O my love bring me the flowers from Bajaur so that I can dress my hair with them. It is a popular Pashto song and an indication of the wild flowers which nomadic women loved so much.
The legendary Bajaur at the foothill of Kemor mountain, was lush green with strong people who fought with the invaders through the centuries. In 328 BC, at the foot of the same mountain Alexander of Mecedonia found the ancient city of Nysa, believed by the Greeks to have been founded by Dionysus, the god of wine. Legend says that his soldiers prayed , celebrated and got drunk at this place. Alexander’s historian Arrian wrote about the place as a stronghold of the warlike Aspasioi people. Later the tribal people of Bajaur also known as Ashvakas ( people with horses) and some called them Kamboja.
Approximately a 100 years later, this area was part of the Asoka dynesty. The King thought it wise to bestow autonomy on the same bold people of Bajaur and give eminent place in his Rock Edict of Shahbaz Garrah. However, a centuary later Bajaur like many other parts of Gandhara went into anonymity.
There are some clues that Bajaur was the centre of Apraca Kingdom from the 1st Century AD and was ruled by a small dynasty of the rajas believed to have been important allies of Kharaosta King based in Mathura.

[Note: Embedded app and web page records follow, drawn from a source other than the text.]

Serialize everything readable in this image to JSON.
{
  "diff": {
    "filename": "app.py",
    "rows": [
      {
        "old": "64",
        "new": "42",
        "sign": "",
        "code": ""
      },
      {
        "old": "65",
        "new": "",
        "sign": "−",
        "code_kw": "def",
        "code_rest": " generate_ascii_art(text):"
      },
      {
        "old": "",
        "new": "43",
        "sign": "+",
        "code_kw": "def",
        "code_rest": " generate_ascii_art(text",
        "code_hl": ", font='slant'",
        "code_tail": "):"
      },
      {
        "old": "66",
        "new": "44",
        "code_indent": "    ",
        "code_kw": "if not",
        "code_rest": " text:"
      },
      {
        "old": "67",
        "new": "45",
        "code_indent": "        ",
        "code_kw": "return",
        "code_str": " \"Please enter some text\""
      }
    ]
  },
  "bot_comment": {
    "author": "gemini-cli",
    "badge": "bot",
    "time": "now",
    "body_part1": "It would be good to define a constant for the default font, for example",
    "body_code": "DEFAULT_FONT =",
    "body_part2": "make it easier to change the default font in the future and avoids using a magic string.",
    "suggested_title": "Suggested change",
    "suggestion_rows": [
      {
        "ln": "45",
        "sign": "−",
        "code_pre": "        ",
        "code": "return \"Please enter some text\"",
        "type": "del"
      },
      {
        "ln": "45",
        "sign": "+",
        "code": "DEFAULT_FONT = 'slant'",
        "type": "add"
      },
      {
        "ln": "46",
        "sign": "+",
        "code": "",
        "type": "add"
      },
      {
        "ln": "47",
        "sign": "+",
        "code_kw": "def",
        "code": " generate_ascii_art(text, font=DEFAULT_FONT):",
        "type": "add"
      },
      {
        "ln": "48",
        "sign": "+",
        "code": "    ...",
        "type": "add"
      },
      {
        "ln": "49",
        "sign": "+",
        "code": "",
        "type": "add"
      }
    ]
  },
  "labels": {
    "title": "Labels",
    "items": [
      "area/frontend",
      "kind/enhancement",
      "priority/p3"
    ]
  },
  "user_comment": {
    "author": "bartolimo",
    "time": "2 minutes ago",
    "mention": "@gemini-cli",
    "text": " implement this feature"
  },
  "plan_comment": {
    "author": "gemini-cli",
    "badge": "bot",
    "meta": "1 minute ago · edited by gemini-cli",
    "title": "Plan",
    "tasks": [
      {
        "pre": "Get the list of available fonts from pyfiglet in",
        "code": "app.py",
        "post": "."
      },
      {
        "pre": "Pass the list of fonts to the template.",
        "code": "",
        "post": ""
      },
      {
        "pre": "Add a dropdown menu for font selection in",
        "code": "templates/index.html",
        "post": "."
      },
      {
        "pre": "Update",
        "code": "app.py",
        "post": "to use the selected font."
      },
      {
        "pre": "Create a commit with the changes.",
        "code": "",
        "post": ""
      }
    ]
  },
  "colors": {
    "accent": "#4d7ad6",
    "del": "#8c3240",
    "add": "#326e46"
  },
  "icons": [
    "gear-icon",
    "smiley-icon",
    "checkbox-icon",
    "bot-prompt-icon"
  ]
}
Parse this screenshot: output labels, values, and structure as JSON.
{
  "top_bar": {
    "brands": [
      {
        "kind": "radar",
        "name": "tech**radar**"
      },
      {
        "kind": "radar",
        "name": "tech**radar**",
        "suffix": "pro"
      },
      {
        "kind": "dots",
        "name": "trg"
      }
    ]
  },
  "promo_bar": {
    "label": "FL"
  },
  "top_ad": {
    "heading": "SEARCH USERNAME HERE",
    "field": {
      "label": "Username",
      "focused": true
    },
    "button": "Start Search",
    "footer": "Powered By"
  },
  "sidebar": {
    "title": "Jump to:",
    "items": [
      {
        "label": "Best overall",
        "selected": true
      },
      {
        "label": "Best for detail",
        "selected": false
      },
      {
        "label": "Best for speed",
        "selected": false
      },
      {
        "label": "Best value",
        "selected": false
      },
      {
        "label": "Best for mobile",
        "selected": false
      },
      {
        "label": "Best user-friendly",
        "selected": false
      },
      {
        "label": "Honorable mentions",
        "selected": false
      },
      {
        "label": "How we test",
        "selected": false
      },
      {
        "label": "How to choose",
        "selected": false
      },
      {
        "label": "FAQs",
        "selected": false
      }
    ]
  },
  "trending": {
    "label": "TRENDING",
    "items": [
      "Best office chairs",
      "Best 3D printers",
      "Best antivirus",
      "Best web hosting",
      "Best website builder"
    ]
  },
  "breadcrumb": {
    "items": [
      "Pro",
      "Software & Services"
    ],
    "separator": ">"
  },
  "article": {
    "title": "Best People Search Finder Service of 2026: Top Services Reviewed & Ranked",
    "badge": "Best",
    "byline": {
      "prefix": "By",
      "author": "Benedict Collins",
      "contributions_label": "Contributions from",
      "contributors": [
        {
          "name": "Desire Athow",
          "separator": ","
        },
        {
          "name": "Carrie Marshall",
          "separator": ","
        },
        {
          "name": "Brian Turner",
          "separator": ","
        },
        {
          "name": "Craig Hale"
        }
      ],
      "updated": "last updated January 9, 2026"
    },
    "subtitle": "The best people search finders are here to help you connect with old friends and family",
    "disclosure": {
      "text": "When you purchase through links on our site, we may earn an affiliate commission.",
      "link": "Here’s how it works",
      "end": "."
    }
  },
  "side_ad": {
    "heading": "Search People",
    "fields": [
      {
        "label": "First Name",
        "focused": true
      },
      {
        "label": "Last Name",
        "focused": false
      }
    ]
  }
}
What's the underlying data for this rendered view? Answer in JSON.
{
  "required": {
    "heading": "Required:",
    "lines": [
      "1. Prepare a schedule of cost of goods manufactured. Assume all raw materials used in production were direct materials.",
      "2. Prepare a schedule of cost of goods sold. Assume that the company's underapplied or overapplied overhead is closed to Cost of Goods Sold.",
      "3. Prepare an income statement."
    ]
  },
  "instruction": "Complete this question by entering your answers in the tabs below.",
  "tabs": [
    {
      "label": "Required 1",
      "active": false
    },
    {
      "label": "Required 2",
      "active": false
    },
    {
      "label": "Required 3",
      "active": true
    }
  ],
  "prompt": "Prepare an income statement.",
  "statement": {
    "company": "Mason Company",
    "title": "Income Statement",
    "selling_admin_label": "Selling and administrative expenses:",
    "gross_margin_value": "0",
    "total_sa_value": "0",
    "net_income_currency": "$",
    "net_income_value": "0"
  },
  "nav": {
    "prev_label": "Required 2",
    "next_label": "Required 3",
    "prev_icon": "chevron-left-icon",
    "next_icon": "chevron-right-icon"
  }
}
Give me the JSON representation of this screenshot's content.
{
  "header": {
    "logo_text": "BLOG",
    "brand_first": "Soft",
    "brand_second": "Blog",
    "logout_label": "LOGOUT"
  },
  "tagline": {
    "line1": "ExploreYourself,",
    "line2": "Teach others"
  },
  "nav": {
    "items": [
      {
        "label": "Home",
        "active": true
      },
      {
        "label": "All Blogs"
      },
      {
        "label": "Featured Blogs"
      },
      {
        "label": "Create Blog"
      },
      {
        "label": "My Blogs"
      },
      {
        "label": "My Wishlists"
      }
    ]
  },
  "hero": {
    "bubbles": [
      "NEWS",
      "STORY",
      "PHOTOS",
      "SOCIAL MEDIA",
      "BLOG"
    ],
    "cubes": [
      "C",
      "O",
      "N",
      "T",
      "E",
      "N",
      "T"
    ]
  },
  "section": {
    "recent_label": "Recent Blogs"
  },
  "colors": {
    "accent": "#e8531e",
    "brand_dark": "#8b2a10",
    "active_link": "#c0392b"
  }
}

The Kharoshti script was probably evolved at that time and also gave the name to its capital, “Khaar”
In the last decade of the 20th Century an “Inscribed Buddhist Reliquary” was found from Shinkot in Bajaur which revealed a few names of the Royal family from that period. It is a silver cup with a lid, believed to be originally made in Taxila. From the dates mentioned on it, is calculated between 80 to 90th year of the 1st Century with inscriptions in Kharoshti and Prakrit scripts. The vessel was used by Apraca king Indravarman to enshrine Buddhist relics in a stüpa in Bajaur. Another reliquary, a schist jar, with Kharoshti inscription refers to the same King.
In 1999, a hoard of manuscripts written in Gandhari language was found in the ruins of a monastery in Bajaur. All of them were preserved and read by the Archaeologists in Peshawar. The manuscripts helped in making a dictionary of Gandhari Language.
Just before the Islamic period little information is avaialable for historians, except that it once belonged to the Kingdom of Kapisa. Bajaur remained a route for invaders of Central Asia and in 16thC. Mughal Babur crossed Kemor, faced resistance by the fortified people of this area. He massacred thousands in the strong Fort Gabar of Bajaur. The whole male inhabitants 3000 in number including their chiefs were cruelly put to the sword and a keeping up with the Mughal tradition, piled up their heads to make a victory minaret. The women and children were taken as slaves. He was helped by Dilazak tribal chiefs who served him as guides and directed his vengeance against their deadly enemies theYusufzais. At this time the Sultan of Swat and the Yusufzais sent their envoys to appease the Mughal King. Subsequently, the daughter of Shah Mansoor was exchanged in marriage for peace. Leaving Shah Mansur’s daughter in Bajaur, Babur crossed River Swat and rode towards “Maqam” (Mardan).
Bajaur is inhabited by a number of clans of Tarkalanri tribe, i.e Loi and Wur Mamund, Gigiani, Salarzai. To the south of Bajour is the wild mountain district of the Mohmands. To the east, beyond the Panjkora river, are the hills of Swat, dominated by another Pathan group. To the north is an intervening watershed between Bajour and the small state of Dir and it is over this watershed and through the valley of Dir that the new road from Malakand and the Punjab runs to Chitral.
The drainage of Bajour hills flows eastwards, starting from the eastern slopes of the dividing ridge which overlooks the Kunar and terminating in the Panjkora river. The drainage has given the name Nawagai (drainage in Pashto) to another chief town of Bajour. It is the smallest of the Federally Administered Tribal Agencies and strategically important region on the Afghan border with a non ending conflict.
Its beautiful green trees were chopped by the government so that the insurgents don’t use them as hiding places. People living here are killed but there are no Skull minarets because it is 21st century now and the Schist Jar found in Bajaur is in the Metropolitan Museum of Art, New York.